Northern California study was conducted during two-month period with poor air quality due to multiple wildfires
Wildfire smoke is dangerous to patients suffering from chronic airway diseases such as asthma or chronic obstructive pulmonary disease (COPD), resulting in increased emergency department visits and hospitalization. However, it is less recognized that wildfire smoke elicits inflammatory changes even in healthy people, putting them at risk of developing lung disease.
During a heavy wildfire season in late August and early September 2020, a team of researchers at UC Davis Health launched a study to investigate immune cell and molecular biomarkers in the blood of healthy volunteers from the Sacramento region.
The mean air quality index (AQI) in the Sacramento region was 113, unhealthy for sensitive individuals. On some days, Northern California experienced the worst air quality in the world, with AQIs registering in the hazardous range.
Volunteers later donated a second blood sample outside of the wildfire season when the AQI was green or in the good range of 0-50.
Compared with these later samples, blood collected during the wildfire season showed significantly elevated levels of inflammatory markers. They also showed the activation of immune cells called dendritic cells.
Blood dendritic cells also expressed high membrane chemokine receptor 4 (CCR4) levels. The molecule is important in propelling dendritic cells through the circulation into the inflamed peripheral tissues. Cell activation and CCR4 expression were especially increased in cDC2, a type of dendritic cell that plays a role in sensitization to allergens and the development of chronic lung disease.
“I was very surprised by the significant pathological changes in these blood immune cells of all healthy volunteers without an apparent presence of major clinical symptoms,” said Angela Haczku, senior author of the study. Haczku is a professor of medicine and respiratory immunologist at UC Davis Health. “Our results highlight how susceptible the immune system is to environmental exposures such as wildfire smoke inhalation.”
The team presented their preliminary findings at the 2021 American Thoracic Society Conference and published an abstract of the study in the American Journal of Respiratory and Critical Care Medicine.
This current study shows that even without major symptoms, significant pathological changes are happening in the lungs and immune system when we are exposed to wildfire smoke."
Impact of wildfire smoke a global health issue
Exposure to wildfire smoke is becoming a global health problem as a hotter, dryer climate leads to more wildfires. Recent years have seen megafires in Australia, Greece, and the Western U.S. California’s five largest wildfires have occurred since 2018.

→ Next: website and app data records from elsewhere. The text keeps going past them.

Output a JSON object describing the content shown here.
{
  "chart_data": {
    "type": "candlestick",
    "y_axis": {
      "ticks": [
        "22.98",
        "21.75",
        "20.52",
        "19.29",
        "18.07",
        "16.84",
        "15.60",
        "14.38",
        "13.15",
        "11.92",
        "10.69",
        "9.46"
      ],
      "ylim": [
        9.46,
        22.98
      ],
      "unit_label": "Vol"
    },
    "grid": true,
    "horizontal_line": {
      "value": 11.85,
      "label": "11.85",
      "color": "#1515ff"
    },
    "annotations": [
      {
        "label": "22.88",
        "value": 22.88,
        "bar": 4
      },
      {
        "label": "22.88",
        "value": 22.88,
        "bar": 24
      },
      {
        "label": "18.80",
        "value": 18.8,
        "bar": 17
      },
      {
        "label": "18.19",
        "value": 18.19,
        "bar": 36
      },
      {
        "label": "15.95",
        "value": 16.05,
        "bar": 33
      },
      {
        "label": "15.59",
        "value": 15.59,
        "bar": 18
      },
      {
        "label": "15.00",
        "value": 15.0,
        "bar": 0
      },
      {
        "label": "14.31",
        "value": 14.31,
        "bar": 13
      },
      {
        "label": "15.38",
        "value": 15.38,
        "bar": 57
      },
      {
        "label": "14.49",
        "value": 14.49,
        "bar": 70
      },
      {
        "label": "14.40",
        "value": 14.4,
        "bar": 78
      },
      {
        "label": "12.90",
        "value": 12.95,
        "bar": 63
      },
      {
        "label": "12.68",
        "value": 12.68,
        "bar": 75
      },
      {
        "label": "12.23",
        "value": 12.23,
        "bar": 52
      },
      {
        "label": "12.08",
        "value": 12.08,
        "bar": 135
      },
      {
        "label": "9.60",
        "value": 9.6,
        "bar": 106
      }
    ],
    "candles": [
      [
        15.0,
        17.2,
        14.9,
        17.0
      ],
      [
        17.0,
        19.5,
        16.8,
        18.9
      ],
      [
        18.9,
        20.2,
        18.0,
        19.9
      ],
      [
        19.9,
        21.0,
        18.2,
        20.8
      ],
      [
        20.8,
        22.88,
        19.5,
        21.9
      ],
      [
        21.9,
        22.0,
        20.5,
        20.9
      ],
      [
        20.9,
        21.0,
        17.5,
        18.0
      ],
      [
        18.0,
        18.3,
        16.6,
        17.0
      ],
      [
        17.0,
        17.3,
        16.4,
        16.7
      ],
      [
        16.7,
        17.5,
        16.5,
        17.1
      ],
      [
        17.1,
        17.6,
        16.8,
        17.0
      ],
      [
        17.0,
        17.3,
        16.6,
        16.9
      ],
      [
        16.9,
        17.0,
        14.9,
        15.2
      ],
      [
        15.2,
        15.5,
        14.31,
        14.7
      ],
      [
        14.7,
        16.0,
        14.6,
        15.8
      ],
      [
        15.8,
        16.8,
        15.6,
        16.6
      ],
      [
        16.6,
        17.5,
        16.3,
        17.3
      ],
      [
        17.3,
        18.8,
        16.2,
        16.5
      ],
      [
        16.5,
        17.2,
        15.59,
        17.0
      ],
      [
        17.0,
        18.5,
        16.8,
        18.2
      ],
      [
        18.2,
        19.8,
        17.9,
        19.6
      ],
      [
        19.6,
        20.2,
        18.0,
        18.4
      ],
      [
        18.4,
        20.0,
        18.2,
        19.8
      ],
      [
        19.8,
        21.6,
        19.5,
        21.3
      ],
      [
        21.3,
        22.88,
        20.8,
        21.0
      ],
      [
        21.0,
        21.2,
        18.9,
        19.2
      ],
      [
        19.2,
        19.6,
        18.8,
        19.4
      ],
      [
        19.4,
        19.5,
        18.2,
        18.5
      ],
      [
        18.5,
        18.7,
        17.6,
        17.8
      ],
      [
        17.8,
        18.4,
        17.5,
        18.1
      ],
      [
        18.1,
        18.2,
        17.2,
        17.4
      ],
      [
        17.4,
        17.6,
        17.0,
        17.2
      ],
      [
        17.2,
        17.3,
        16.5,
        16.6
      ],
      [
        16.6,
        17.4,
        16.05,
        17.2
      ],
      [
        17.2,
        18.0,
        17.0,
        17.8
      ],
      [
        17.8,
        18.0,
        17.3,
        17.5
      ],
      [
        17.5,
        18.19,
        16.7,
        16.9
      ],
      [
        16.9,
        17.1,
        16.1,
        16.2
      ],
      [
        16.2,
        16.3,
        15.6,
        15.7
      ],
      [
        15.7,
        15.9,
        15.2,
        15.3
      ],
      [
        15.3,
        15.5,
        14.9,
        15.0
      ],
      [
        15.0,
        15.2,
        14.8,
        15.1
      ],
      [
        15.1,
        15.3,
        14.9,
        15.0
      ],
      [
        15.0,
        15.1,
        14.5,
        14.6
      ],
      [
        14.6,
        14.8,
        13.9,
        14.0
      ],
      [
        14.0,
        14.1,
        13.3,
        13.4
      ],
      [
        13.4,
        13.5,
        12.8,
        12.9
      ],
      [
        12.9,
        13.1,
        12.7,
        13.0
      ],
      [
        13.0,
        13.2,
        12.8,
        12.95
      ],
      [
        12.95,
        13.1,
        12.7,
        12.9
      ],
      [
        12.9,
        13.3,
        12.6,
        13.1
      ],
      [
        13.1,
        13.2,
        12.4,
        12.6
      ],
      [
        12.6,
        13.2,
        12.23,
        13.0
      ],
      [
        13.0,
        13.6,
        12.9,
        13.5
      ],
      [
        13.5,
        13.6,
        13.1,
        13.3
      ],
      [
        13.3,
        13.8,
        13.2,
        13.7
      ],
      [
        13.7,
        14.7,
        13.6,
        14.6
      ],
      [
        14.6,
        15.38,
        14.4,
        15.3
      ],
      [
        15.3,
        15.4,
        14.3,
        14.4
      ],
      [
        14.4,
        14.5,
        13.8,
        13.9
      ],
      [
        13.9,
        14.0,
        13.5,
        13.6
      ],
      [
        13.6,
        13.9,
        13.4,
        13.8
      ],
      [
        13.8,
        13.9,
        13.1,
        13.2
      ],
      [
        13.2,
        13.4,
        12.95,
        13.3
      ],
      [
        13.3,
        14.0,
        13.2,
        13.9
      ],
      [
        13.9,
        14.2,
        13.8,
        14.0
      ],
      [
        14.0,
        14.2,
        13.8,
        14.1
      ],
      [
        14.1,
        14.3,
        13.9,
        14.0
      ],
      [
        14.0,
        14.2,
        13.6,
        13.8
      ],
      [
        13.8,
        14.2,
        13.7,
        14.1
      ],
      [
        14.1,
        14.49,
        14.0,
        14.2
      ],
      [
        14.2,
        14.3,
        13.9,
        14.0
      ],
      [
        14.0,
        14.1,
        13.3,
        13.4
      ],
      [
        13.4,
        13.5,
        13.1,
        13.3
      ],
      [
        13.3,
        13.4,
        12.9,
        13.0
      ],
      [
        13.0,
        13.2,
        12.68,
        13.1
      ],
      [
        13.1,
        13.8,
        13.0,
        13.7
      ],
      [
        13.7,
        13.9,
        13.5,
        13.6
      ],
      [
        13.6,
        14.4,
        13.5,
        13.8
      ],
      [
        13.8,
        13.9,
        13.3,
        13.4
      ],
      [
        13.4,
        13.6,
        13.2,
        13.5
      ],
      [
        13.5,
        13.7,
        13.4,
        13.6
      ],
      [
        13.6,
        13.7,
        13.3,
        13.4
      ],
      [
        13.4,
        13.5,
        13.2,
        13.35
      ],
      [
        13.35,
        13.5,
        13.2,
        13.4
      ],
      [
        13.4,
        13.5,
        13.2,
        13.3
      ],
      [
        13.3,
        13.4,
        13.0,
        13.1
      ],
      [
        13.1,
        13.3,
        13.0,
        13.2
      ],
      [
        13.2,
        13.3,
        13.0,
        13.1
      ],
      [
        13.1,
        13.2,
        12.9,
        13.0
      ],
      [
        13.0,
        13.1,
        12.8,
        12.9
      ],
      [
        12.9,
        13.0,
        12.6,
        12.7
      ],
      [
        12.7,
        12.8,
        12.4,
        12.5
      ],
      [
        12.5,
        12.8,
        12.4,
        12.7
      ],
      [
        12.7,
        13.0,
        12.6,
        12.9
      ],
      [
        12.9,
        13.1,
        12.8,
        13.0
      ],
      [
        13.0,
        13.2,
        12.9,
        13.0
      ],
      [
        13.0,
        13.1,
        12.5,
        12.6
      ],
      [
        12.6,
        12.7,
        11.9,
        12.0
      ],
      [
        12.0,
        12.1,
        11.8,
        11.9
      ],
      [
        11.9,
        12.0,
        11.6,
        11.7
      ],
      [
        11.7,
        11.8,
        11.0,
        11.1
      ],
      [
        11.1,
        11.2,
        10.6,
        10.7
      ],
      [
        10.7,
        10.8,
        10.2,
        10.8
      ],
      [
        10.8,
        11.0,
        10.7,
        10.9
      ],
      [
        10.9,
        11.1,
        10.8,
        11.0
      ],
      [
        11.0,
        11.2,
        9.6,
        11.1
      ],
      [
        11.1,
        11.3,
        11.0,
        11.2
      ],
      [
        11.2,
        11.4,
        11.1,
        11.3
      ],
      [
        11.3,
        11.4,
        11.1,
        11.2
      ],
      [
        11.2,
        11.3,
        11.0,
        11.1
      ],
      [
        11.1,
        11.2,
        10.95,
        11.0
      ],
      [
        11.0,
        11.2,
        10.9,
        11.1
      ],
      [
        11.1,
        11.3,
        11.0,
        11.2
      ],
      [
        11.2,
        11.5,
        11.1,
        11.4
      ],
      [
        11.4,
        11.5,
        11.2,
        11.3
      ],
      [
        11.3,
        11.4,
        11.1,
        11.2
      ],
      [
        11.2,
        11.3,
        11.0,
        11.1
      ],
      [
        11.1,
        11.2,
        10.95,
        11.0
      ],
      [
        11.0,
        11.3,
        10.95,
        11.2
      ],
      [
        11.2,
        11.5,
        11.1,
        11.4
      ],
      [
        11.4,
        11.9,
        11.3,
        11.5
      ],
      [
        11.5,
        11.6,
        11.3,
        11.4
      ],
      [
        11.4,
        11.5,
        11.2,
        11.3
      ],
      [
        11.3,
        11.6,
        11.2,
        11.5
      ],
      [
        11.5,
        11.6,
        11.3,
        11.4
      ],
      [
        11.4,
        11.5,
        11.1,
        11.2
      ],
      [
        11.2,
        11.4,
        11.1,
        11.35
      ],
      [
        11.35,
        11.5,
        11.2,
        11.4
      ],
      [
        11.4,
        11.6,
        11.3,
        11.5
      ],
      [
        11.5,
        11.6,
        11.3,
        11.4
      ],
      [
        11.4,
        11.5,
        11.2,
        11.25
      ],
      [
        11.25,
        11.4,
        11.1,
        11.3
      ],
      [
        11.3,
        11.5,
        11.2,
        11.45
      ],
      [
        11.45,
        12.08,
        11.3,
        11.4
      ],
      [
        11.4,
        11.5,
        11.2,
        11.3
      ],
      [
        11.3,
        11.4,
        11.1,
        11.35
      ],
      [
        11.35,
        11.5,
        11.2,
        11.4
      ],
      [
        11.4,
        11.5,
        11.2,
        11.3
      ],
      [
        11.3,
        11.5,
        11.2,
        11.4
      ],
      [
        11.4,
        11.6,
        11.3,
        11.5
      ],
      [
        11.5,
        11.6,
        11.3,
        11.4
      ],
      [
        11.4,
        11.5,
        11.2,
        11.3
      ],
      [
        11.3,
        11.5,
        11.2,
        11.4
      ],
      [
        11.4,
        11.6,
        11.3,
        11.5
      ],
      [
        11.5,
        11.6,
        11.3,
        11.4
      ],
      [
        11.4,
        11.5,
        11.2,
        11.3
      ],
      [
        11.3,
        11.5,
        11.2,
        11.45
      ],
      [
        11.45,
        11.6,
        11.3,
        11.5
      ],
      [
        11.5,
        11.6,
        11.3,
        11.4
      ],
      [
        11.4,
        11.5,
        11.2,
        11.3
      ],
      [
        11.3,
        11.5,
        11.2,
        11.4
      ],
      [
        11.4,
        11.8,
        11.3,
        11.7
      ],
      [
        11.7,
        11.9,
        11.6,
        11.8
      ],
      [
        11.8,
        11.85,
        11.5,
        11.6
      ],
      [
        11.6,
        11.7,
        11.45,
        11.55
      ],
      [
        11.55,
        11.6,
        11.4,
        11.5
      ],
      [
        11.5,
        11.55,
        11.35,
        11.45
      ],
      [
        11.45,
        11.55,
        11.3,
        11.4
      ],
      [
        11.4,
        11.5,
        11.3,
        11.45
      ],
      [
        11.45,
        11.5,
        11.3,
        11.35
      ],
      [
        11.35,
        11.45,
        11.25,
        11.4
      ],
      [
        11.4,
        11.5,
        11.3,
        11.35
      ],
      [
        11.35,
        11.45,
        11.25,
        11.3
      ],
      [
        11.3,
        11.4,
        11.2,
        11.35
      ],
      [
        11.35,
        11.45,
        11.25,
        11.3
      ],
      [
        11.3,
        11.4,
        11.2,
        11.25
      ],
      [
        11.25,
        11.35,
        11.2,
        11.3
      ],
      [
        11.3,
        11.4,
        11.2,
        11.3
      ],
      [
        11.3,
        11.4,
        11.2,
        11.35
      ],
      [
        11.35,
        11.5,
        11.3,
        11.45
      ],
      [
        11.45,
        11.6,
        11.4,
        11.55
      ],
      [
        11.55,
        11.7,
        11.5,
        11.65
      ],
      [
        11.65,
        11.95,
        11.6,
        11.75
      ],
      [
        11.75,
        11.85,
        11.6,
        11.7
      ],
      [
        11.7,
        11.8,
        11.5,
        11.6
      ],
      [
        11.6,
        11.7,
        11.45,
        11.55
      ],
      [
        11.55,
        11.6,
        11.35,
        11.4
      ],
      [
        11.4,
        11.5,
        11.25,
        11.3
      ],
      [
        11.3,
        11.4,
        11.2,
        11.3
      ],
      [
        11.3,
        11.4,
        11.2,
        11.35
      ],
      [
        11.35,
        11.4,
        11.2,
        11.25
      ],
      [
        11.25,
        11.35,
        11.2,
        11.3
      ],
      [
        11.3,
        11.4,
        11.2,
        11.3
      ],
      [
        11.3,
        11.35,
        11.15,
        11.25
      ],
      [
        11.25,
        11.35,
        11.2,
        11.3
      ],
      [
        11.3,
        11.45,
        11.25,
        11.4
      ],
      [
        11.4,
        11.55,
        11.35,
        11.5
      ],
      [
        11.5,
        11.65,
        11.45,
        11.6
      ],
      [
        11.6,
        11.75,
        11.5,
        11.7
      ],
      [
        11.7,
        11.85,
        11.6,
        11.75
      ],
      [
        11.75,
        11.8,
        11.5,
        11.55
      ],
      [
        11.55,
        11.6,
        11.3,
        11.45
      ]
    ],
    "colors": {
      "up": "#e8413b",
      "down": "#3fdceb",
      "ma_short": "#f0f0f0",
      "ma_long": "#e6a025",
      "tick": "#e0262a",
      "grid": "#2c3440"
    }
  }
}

Wildfire smoke contains inhalable toxic gaseous and particulate matter associated with various detrimental health effects. And the impact of wildfires can be geographically large. In July 2021, smoke from wildfires burning in California and Oregon reached the East Coast.
“This current study shows that even without major symptoms, significant pathological changes are happening in the lungs and immune system when we are exposed to wildfire smoke. Our work intends to provide scientific evidence for the health impact of wildfire smoke. As wildfires become more prevalent, it is important to find ways to mitigate the health effects,” Haczku said.
Read more about the research into the health effects of wildfire smoke being done at UC Davis: https://magazine.ucdavis.edu/what-is-the-health-impact-of-wildfire-smoke/
Ways you can protect yourself from wildfire smoke
- Check air quality (AirNow or PurpleAir)
- Wear an N95 mask
- Close windows and doors
- Run AC on recirculate with a new filter
- Use a CARB-certified air cleaner.
- Use a DIY box fan air filter (instructions here)
- Avoid vacuuming, frying food or using gas-powered appliances
Find out more at the California Air Resources Board website.
Originally published February 4, 2022.